One promising treatment for severe cases of COVID-19 is antibody therapy, given through infusion of convalescent plasma from the blood of people who have recovered. Although research into its effectiveness rate is somewhat mixed to date, data from small clinical trials as well as a national program suggest that convalescent plasma may help to lessen the severity and/or shorten the duration of the illness.
But with wide variations in the symptoms and course of COVID-19 as the norm, which patients can produce blood plasma donations that contain antibodies of the highest quantity and quality?
Johns Hopkins researchers recently looked into that question by studying the plasma of a group of 126 adults who had recovered from the virus.
They analyzed the plasma of each participant for its ability to neutralize the SARS-CoV-2 virus in cell cultures, and used com- mercially available tests to measure antibody levels.
They found that the strongest antibody response came from older men who had been hospitalized with COVID-19. They theorized that, because being older and being male are both associated with having more severe symptoms, the severity of the virus may be the key to creating the most effective antibodies to it.
“We propose that sex, age, and severity of disease should be used to guide the selection of donors for convalescent plasma transfer studies, because we found that these were significant patient characteristics that not only predicted the amount of antibody but the quality of that antibody,” said Professor Sabra Klein of Johns Hop- kins’ Bloomberg School of Public Health.

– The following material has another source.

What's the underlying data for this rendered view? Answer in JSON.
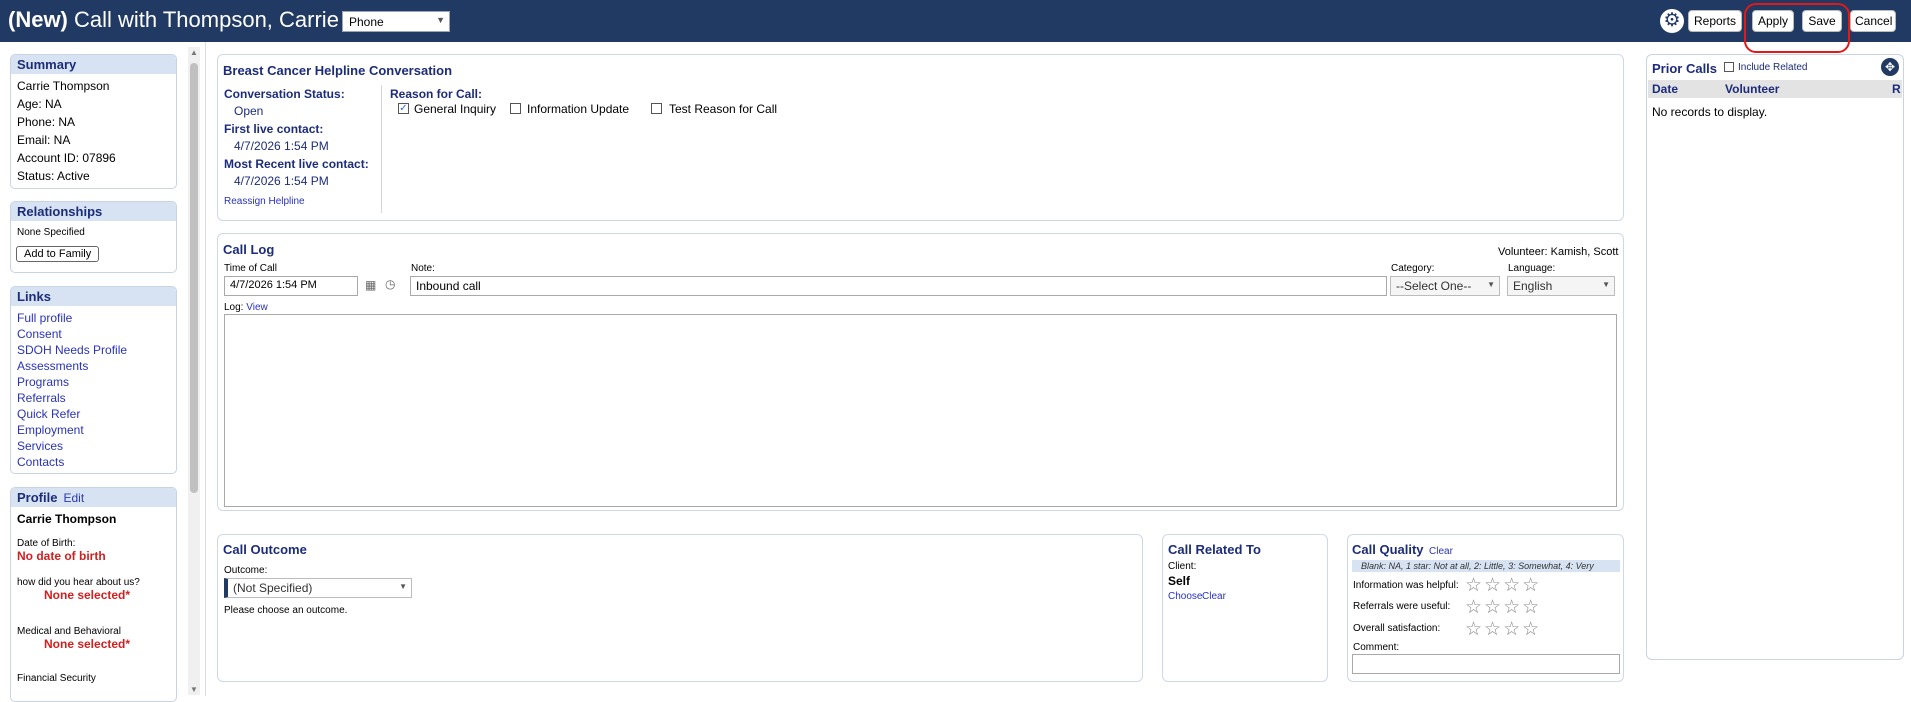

She added that while further research is necessary to verify these findings, she called it a “roadmap” for identifying those who may be ideal blood plasma donors to help others battle COVID-19.